These are the tins of emulsion that I bought to do the backgrounds with. I was thrilled that my hubby found a Dulux centre on a local industrial estate where they mix up any colour for you, in nice small pots (250 ml). When I had them mixed, he asked what I was doing with them, and when I explained they were for art, he was very interested. He told me that a customer had ordered two pots to be mixed and then had never come back to collect them, and he couldn’t sell them, so he gave them to me free! One is a lovely grey, and the other a very pale green, just perfect for my backgrounds!
The brown mirror is having cream as the top coat; the green one is having the pale green, and the blue mirror one is having grey.
On the extra mirrors coming from Ebay, I am going to do some textured gesso effects, and painting them with acrylics – a more abstract effect.
This is the brown mirror, with the addition of the crackle glaze, which is still wet at this point. If you spread it on nice and thickly like this (I used a foam brush and didn’t over-brush it) and going in one direction only, you get nice big cracks. You can see where the cracks will form, from this picture.
This is the dark green mirror with its top coat of pale green. I am very pleased with the large cracks that have formed, and I love the two colours together.
This is the brown one, with the addition of cream emulsion. Again, the cracks are very satisfactory.
Finally, the grey one. This grey is darker than I thought it would be, and if it hadn’t been a free one thrown in, I might have chosen a slightly lighter shade, but I think it’s come out OK with the dark blue cracks. It’s perhaps a more subtle effect than the first two.
When I was doing my flower paintings, I was delighted to discover that distress inks work really well on acrylic paints! I had thought that they wouldn’t, having experimented with them over gesso, which acts as a resist. The distress inks over the crackle glaze give a lovely subtle effect which really lifts the frames from the ordinary! I am so pleased with this effect! This is the green frame, to which I have added some Peeled Paint and Wild Honey fairly randomly over the surface, and then distressed the edges with Forest Moss. I used my Inkylicious Ink Dusters which worked brilliantly – you have to go carefully so as not to overdo the effect.
This is what I did with the brown and cream mirror. In this case, I added Wild Honey, and distressed the edges with Walnut Stain.
For the blue and grey one, I used Dusty Concord, and a very small amount of Wild Honey, and distressed the edges with Chipped Sapphire.
I am very pleased with how these three mirrors have turned out so far.
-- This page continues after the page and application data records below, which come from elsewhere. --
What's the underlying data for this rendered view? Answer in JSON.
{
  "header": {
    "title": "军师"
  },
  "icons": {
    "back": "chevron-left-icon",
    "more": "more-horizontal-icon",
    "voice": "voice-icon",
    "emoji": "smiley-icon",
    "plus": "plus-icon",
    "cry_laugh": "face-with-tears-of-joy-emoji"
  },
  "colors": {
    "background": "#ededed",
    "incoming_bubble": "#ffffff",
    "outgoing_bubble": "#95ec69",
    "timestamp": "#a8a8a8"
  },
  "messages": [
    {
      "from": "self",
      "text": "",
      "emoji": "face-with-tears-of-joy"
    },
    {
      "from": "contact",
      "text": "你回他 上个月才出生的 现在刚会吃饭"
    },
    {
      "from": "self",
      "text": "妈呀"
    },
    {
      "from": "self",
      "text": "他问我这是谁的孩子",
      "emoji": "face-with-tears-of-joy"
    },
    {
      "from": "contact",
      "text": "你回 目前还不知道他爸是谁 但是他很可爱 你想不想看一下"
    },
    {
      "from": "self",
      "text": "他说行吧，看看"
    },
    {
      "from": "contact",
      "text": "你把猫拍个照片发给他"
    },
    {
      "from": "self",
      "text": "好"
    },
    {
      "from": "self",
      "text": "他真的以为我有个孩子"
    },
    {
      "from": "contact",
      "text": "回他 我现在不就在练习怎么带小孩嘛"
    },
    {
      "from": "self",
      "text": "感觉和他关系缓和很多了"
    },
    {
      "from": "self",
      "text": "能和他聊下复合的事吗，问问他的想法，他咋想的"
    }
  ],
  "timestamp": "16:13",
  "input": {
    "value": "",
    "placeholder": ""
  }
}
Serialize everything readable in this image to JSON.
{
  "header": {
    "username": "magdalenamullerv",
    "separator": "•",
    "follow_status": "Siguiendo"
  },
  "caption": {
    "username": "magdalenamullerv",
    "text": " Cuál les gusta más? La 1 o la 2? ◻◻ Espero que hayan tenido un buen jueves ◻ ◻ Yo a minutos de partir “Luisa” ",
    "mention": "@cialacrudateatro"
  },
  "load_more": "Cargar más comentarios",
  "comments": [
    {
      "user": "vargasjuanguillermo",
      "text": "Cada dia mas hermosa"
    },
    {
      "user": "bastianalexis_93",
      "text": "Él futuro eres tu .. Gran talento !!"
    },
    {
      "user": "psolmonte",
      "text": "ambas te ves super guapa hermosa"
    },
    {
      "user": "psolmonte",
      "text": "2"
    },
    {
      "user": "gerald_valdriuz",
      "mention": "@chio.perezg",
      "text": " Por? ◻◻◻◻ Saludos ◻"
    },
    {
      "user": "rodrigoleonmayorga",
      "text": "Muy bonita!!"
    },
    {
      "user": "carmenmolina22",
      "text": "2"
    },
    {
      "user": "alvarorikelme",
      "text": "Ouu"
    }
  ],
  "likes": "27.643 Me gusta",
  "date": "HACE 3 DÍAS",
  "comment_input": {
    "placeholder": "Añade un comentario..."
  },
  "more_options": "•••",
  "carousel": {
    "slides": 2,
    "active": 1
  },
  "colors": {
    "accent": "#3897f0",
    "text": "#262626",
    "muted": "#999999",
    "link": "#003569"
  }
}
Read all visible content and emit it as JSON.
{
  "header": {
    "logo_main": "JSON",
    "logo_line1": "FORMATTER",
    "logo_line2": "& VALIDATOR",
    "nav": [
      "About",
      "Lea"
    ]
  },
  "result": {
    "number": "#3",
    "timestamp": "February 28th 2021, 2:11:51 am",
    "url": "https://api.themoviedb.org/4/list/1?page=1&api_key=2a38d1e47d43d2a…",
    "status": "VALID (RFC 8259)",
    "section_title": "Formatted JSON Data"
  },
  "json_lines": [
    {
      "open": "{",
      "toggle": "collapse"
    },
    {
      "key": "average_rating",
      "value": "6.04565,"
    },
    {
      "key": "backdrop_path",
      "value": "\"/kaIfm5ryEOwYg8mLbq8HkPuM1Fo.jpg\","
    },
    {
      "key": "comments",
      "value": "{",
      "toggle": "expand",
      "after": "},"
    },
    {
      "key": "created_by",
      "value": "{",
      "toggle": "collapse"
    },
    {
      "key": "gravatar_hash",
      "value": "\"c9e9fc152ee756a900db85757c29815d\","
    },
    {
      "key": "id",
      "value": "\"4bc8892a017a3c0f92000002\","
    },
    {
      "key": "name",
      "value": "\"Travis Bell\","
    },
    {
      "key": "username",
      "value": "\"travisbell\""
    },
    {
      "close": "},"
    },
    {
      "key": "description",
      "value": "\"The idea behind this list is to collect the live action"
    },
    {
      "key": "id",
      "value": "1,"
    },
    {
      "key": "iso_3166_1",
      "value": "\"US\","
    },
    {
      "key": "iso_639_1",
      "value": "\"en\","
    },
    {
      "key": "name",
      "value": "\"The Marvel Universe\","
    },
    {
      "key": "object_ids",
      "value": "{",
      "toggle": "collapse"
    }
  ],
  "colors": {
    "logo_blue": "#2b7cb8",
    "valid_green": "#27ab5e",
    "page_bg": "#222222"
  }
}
As they have got water-based inks added, I think I shall seal them with some matt acrylic gel medium before doing the flower paintings.
As for the grunge mirrors, here they are with their coating of black gesso as a substrate for the rust effect which I shall be doing.
So far, I have only started working on one of these.
When I did my rust effect, I used some blue pearlescent liquid acrylic, which came out much too blue, and I decided I’d make up my own mix to resemble a verdigris effect. I achieved this using my Pebeo Deco Matt fluid acrylic paints in the following proportions, with the addition of some iridescent acrylic gel medium:
Cretan Blue: 2 parts
Antique Green: 2 parts
Lemon: 1/2 part
Iridescent acrylic gel medium: 3 parts
So far, I think this works pretty well, but I shan’t know until I progress a bit further with the effect, so I’m going to complete the first mirror before moving on to the others.
I have also made a few more moulds, using up the last of my Mold-n-Pour, using some nuts and bolts and screw heads, and a couple of clock hands that my dad lent me. When I manage to get some more mould-making material, I shall complete this with the remaining steampunk bits and pieces I’ve got, get them cast, and apply them to the frame before adding the rust effect, so that part of the project is on hold for the moment.
The next step is to start the flower paintings on the first three mirrors, and also to prepare the backgrounds on the small frames, which arrived this morning, and I haven’t yet photographed them.